For Turkey’s Sephardic Jews, Spanish passports provide a pathway for vaccination
When Spanish monarchs Ferdinand and Isabella expelled the Jews of the Iberian peninsula, the Ottoman Sultan Beyazid II sent ships to Spain to ferry them to what is today Turkey and welcome them into his empire.
More than 500 years later, the descendants of these Sephardic Turkish Jews have embarked on another potentially life saving journey, but this time it’s their European citizenship they have to thank — passports acquired from Spain and Portugal since 2015, when the two countries began granting them to Jews whose forbears had been banished from those lands in the 1400s.
In recent weeks hundreds of Jews from Istanbul and the coastal city of Izmir have made the trip across the border to neighboring Bulgaria, where they were welcome to receive COVID-19 vaccines.
While the Pfizer-Biontech, Moderna and other vaccines have been made available to almost all Americans by now, that is not the case in Turkey. So far, only the elderly can get vaccinated, and the stock of vaccines largely consists of China’s Sinovac, which has a significantly lower rate of effectiveness than any of its western counterparts.

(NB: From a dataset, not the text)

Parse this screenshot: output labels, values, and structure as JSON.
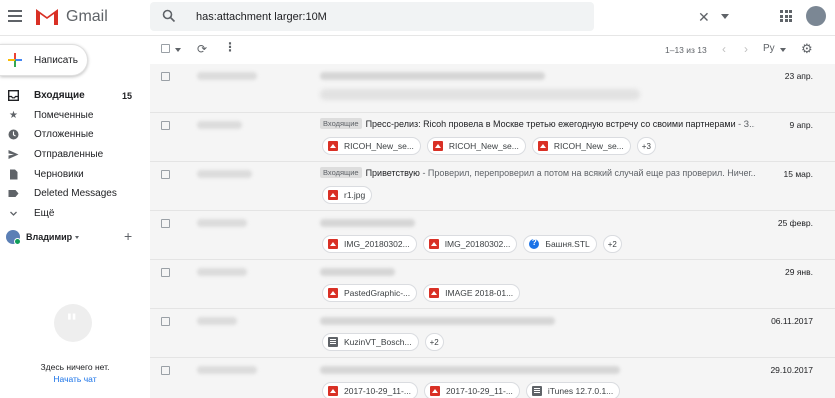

Turkish officials have reported that they expect to have some 90 million doses of Pfizer by the end of July. There are more than 15,000 Jews in Turkey, and most of them are Sephardic.
In Bulgaria however, not only are the western vaccines already available, but there is an apparent surplus — vaccine skepticism among Bulgarians has left many doses unused.
One recent vaccine convoy, on May 14, set out from Istanbul with 40 to 45 cars filled with Turkish Jews headed for Sofia, the Bulgarian capital, as well as Burgas and Plovdiv, two cities not far from the Turkish border, Avlaramoz a Turkish-Jewish news outlet, reported.
While Bulgarian vaccination sites were open to all, the border of Bulgara, as member of the European Union, was still closed to those without EU citizenship or visas from Schengen zone countries, which include 26 European nations, with open border policies between them.
That barred most Turks from crossing the border to receive vaccines in Bulgaria.
“Only those with double nationality could go,” explained Tali Behar, a Turkish Jew who had travelled to Plovdiv for the shot. Weeks ago, when manyTurkish Jews discovered that their Spanish and Portuguese passports could help them get COVID-19 vaccines, the news spread like wildfire through the Jewish community.
“The Jewish community is very well connected,” Behar told the Forward. “By then there were hundreds of emails from people going to Burgas and elsewhere, sending the location of where you can get vaccinated and other information.”
But the unexpected influx of Turks at Bulgarian hospitals in mid-May prompted Bulgarian authorities to bar non-resident EU citizens from new vaccinations. Still, hundreds of Turkish Jews still managed to make the trip before the clampdown, and a few after. Bulgarian authorities have confirmed that those Turks who were able to obtain their first dose in Bulgaria will be welcomed back for their second.
When they applied for Iberian passports, many Turkish Jews saw them as safety nets that would be useful in case antisemitism spiked or the economy declined in Turkey, but no one was thinking of them as a way to obtain a hard-to-get vaccine.
“We didn’t think about it all back then,” Behar recalled. “For me it was most important that I got it for my son, I wanted him to have as many options as he could, especially to work or study in Europe.” Behar said.
“We feel rather privileged to have the second European passport,” Behar added. “With these we feel like we are treated as part of the premier league.”
A more vaccinated Turkish Jewish community also means that a beloved Jewish summer tradition will be able to continue this year: Istanbul’s Jews often spend their vacations the island of Buyukada, one of the so-called Prince’s islands — a chain that sits in the sea of Marmara just 13 miles from Istanbul’s historic center.
“We wanted to have a good summer on the island of Buyukada,” Behar said. Now according to Behar, the joke in Istanbul is that Buyakada will be the safest place in the city, “because the Jews are vaccinated.”
By: David Ian Klein